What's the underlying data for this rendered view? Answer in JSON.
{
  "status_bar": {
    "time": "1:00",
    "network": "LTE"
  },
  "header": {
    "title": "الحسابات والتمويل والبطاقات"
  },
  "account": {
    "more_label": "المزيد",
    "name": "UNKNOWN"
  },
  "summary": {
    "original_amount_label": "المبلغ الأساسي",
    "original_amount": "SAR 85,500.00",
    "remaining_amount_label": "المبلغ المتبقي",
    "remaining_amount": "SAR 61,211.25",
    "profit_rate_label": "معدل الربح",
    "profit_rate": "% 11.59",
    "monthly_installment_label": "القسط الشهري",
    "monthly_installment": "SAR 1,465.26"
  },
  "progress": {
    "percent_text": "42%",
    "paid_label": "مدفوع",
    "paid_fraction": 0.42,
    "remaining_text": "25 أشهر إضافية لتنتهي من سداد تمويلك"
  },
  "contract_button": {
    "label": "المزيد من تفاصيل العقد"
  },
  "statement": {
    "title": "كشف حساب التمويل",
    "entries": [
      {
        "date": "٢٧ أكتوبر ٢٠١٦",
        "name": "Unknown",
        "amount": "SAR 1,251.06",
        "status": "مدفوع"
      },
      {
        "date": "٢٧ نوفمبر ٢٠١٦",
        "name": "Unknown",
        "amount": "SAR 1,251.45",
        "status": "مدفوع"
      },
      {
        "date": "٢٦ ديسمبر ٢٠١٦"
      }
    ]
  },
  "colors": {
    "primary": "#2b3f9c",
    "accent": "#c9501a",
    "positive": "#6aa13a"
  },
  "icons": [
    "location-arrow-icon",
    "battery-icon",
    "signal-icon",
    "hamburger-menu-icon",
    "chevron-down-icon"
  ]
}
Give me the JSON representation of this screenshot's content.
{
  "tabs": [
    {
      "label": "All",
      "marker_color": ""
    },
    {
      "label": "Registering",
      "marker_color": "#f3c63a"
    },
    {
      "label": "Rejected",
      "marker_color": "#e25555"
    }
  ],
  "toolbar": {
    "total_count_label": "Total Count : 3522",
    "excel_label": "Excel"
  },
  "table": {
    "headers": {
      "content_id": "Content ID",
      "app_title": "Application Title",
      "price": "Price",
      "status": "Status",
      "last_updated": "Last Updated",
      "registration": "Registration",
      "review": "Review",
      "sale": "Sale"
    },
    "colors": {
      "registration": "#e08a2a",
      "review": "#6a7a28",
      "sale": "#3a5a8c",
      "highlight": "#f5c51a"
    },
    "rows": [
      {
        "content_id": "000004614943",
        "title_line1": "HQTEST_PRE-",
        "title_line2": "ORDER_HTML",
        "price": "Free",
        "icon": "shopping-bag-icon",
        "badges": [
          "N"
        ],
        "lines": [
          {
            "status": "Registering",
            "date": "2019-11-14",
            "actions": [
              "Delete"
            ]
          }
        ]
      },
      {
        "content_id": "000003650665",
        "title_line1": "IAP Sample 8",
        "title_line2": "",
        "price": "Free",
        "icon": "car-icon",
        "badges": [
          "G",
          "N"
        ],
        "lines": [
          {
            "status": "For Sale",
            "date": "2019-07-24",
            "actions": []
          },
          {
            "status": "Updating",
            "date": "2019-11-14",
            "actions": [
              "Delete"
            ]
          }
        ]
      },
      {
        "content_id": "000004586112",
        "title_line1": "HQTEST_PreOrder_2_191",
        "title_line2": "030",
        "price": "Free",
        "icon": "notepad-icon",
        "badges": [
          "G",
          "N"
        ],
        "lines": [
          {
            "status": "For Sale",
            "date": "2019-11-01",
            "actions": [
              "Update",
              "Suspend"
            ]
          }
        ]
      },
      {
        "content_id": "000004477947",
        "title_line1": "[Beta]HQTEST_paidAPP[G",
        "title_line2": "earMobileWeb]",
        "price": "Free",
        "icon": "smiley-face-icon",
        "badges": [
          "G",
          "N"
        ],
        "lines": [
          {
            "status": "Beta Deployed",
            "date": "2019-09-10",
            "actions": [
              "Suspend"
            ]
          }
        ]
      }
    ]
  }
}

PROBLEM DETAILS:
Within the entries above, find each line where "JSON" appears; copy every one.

TASK SOLUTION:
What's the underlying data for this rendered view? Answer in JSON.
Give me the JSON representation of this screenshot's content.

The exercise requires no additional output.